Unlike in the north-east where humanitarian organisations are very active as a result of the Boko Haram insurgency, there is little aid coming the way of most Katsina residents who have been victims of banditry in the north-west, largely due to the failure to recognise the situation as a humanitarian crisis. When aid eventually comes, they are one-off materials, residents said.
Most of the villagers in Batsari were not as lucky as Umar after the attack. Although he lost all his belongings and has since stopped going to the farm over the fear for his life, his family has been able to survive on donations from friends and from his little take-home salary as a civil servant.
Children on the streets of Katsina
While there are just a few internally displaced persons (IDPs) camps in Katsina, Zamfara and Sokoto, women and children affected by the attacks are forced to spend the day by the roadside and night under any available shelter, including bridges.
“You won’t find any IDP camp here in Zamfara or even in Sokoto but come out at night and see them (IDPs) roaming everywhere looking for where to sleep,” Yusuf Mohammmed, a shop owner in Gusau, said.
At Gandi Primary School in Rabah LGA, one of the few IDP camps in Sokoto, no less than 20 families have shared three blocks of classrooms since 2018 when some of them first arrived.

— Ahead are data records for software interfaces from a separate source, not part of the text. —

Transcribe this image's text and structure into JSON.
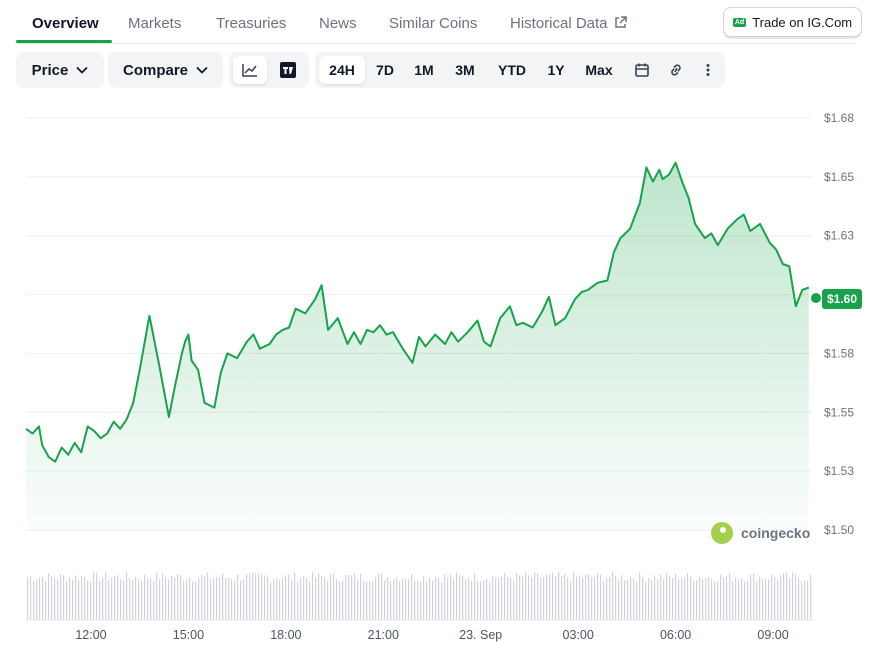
{
  "tabs": {
    "items": [
      {
        "label": "Overview"
      },
      {
        "label": "Markets"
      },
      {
        "label": "Treasuries"
      },
      {
        "label": "News"
      },
      {
        "label": "Similar Coins"
      },
      {
        "label": "Historical Data"
      }
    ],
    "active_index": 0
  },
  "ad": {
    "badge": "Ad",
    "label": "Trade on IG.Com"
  },
  "toolbar": {
    "price_label": "Price",
    "compare_label": "Compare",
    "ranges": [
      "24H",
      "7D",
      "1M",
      "3M",
      "YTD",
      "1Y",
      "Max"
    ],
    "selected_range": "24H",
    "chart_mode": "line"
  },
  "current_price": "$1.60",
  "watermark": "coingecko",
  "colors": {
    "line": "#16a34a",
    "accent": "#16a34a",
    "volume": "#d1d5db"
  },
  "chart_data": {
    "type": "area",
    "title": "",
    "xlabel": "",
    "ylabel": "",
    "y_ticks": [
      "$1.50",
      "$1.53",
      "$1.55",
      "$1.58",
      "$1.60",
      "$1.63",
      "$1.65",
      "$1.68"
    ],
    "ylim": [
      1.5,
      1.675
    ],
    "x_ticks": [
      "12:00",
      "15:00",
      "18:00",
      "21:00",
      "23. Sep",
      "03:00",
      "06:00",
      "09:00"
    ],
    "x_tick_hours": [
      12,
      15,
      18,
      21,
      24,
      27,
      30,
      33
    ],
    "xlim_hours": [
      10.0,
      34.2
    ],
    "series": [
      {
        "x_hours": [
          10.0,
          10.2,
          10.4,
          10.5,
          10.7,
          10.9,
          11.1,
          11.3,
          11.5,
          11.7,
          11.9,
          12.1,
          12.3,
          12.5,
          12.7,
          12.9,
          13.1,
          13.3,
          13.5,
          13.8,
          14.1,
          14.4,
          14.6,
          14.8,
          14.9,
          15.0,
          15.1,
          15.3,
          15.5,
          15.8,
          16.0,
          16.2,
          16.5,
          16.8,
          17.0,
          17.2,
          17.5,
          17.7,
          17.9,
          18.1,
          18.3,
          18.6,
          18.9,
          19.1,
          19.3,
          19.6,
          19.9,
          20.1,
          20.3,
          20.5,
          20.7,
          20.9,
          21.1,
          21.3,
          21.6,
          21.9,
          22.1,
          22.3,
          22.6,
          22.9,
          23.1,
          23.3,
          23.6,
          23.9,
          24.1,
          24.3,
          24.6,
          24.9,
          25.1,
          25.3,
          25.6,
          25.9,
          26.1,
          26.3,
          26.6,
          26.9,
          27.1,
          27.3,
          27.6,
          27.9,
          28.1,
          28.3,
          28.6,
          28.9,
          29.1,
          29.3,
          29.5,
          29.6,
          29.8,
          30.0,
          30.2,
          30.4,
          30.6,
          30.9,
          31.1,
          31.3,
          31.6,
          31.9,
          32.1,
          32.3,
          32.6,
          32.9,
          33.1,
          33.3,
          33.5,
          33.7,
          33.9,
          34.1
        ],
        "values": [
          1.543,
          1.541,
          1.544,
          1.536,
          1.531,
          1.529,
          1.535,
          1.532,
          1.537,
          1.533,
          1.544,
          1.542,
          1.539,
          1.541,
          1.546,
          1.543,
          1.547,
          1.554,
          1.568,
          1.591,
          1.57,
          1.548,
          1.562,
          1.575,
          1.58,
          1.583,
          1.572,
          1.568,
          1.554,
          1.552,
          1.567,
          1.575,
          1.573,
          1.58,
          1.583,
          1.577,
          1.579,
          1.583,
          1.585,
          1.586,
          1.594,
          1.592,
          1.598,
          1.604,
          1.585,
          1.59,
          1.579,
          1.584,
          1.579,
          1.585,
          1.584,
          1.587,
          1.583,
          1.584,
          1.577,
          1.571,
          1.582,
          1.578,
          1.583,
          1.579,
          1.584,
          1.58,
          1.584,
          1.589,
          1.58,
          1.578,
          1.59,
          1.595,
          1.587,
          1.588,
          1.586,
          1.593,
          1.599,
          1.587,
          1.59,
          1.598,
          1.601,
          1.602,
          1.605,
          1.606,
          1.618,
          1.624,
          1.628,
          1.639,
          1.654,
          1.648,
          1.653,
          1.649,
          1.651,
          1.656,
          1.648,
          1.641,
          1.63,
          1.624,
          1.626,
          1.621,
          1.628,
          1.632,
          1.634,
          1.627,
          1.63,
          1.622,
          1.619,
          1.613,
          1.612,
          1.595,
          1.602,
          1.603
        ]
      }
    ],
    "volume": {
      "shown": true
    },
    "grid": true,
    "legend": "none"
  }
}
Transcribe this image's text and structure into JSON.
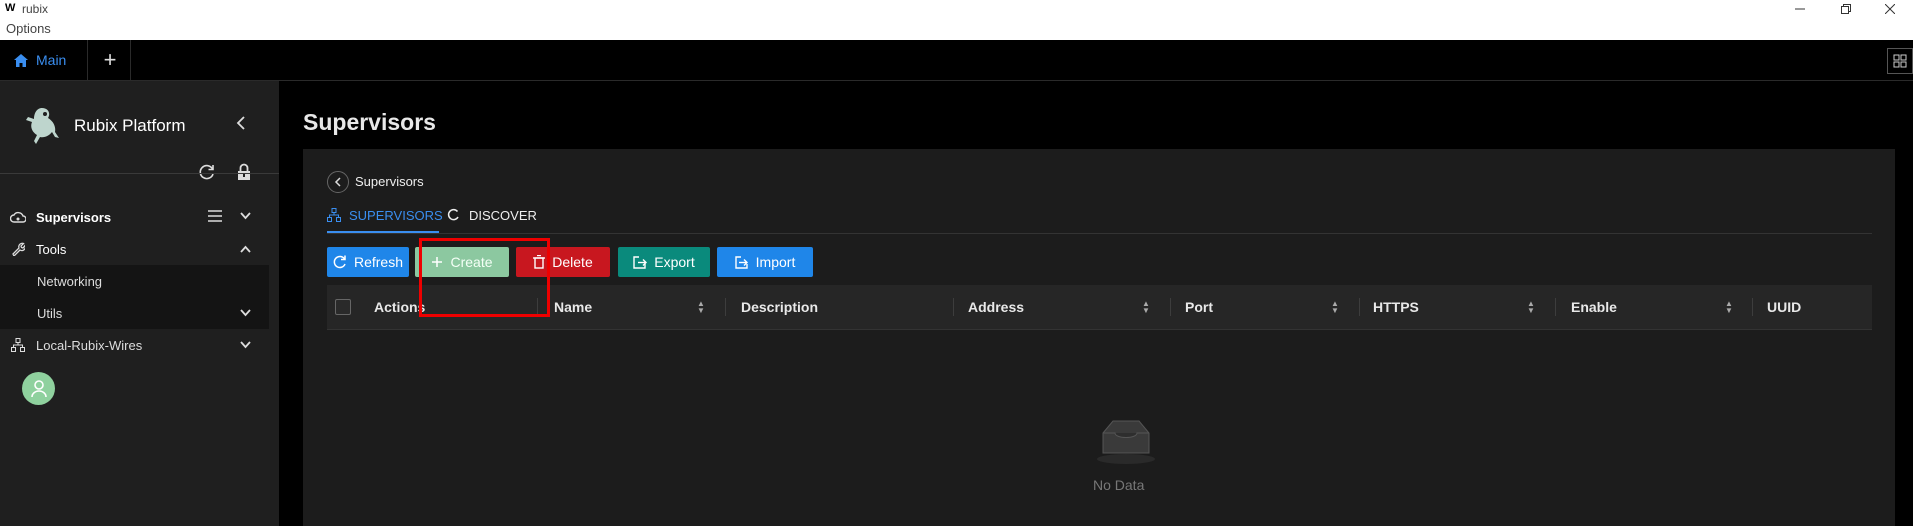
{
  "window": {
    "logo": "W",
    "title": "rubix",
    "menu": "Options"
  },
  "tabs": {
    "main_label": "Main",
    "add_label": "+"
  },
  "sidebar": {
    "brand": "Rubix Platform",
    "items": [
      {
        "label": "Supervisors"
      },
      {
        "label": "Tools"
      },
      {
        "label": "Networking"
      },
      {
        "label": "Utils"
      },
      {
        "label": "Local-Rubix-Wires"
      }
    ]
  },
  "page": {
    "title": "Supervisors",
    "breadcrumb": "Supervisors",
    "tabs": [
      {
        "label": "SUPERVISORS"
      },
      {
        "label": "DISCOVER"
      }
    ],
    "buttons": {
      "refresh": "Refresh",
      "create": "Create",
      "delete": "Delete",
      "export": "Export",
      "import": "Import"
    },
    "table": {
      "columns": [
        "Actions",
        "Name",
        "Description",
        "Address",
        "Port",
        "HTTPS",
        "Enable",
        "UUID"
      ],
      "rows": [],
      "empty_text": "No Data"
    }
  },
  "colors": {
    "accent": "#1f86e9",
    "create": "#8cc8a0",
    "delete": "#c8171f",
    "export": "#0a8a7c",
    "highlight": "#e00000"
  }
}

They told TheCable that even with the discomfort and little support coming their way, they are not contemplating returning to their homes as the bandits that chased them out still lurk around.
As Abubakar Balle, one of the IDPs, recalls, those who attacked his village in Rabah “beat our women mercilessly” after which they were forced to flee to take refuge at the primary school.
“When we first arrived, we were being catered for by both state and local governments. But now, we have been left to care for ourselves. We are really in a crisis now; we need water, good shelter and medical care,” Balle pleaded.
Malam Hali, 72, has lost some of his children and grandchildren while many others are scattered across Sokoto in their struggle to eke out a living.
“We are not enjoying staying in this camp because of lack of food and medicare. Most of our elderly persons have died as a result of these plight we are facing… they were helpless and could not get proper care at their old ages,” Hali said.
Shamsu Musa Gandi, a Red Cross staff, confirmed that unlike in the past, the IDPs rarely get food aid, despite the fact that more people keep arriving in the camp for shelter.
“You can see that these people are in dire need of help. This has been ongoing since 2018 when they first arrived here,” he said, waving to a baby girl who clutched her mother’s legs as she cried profusely.
“The situation is very critical.”
Obasi, the senior adviser at the International Crisis Group who has been studying the security situation in the region for about a decade, said the government must act quickly on four fronts to restore peace.
“First, it should commit more resources to rapidly scaling up the manpower and overall capacity of all security agencies while also implementing deep institutional reforms that will make them more effective, he said.
“It should also convene or encourage dialogues that could help in defusing ethnic, religious and other tensions across the country while curbing impunity by investigating atrocities, apprehending and sanctioning perpetrators, and also providing redress to victims.”
On his part, Ojewale, the ISS regional coordinator, said for Nigeria to achieve sustainable peace in the region, the country must “heighten its border surveillance, adopt state/community policing and address the socio-economic roots or drivers” of the security crisis.
But not even Umar knows how long that would take. Asked what his plans for sustainable livelihood are, he smirks and quickly points out that, like many villagers who have suffered attacks from bandits, their only priority is to stay alive.
“You don’t know when next or where next they will attack. We have left home, but no one is still safe because they (bandits) are everywhere and in the bushes,” he said. “No one is safe.”
Source: The CableNG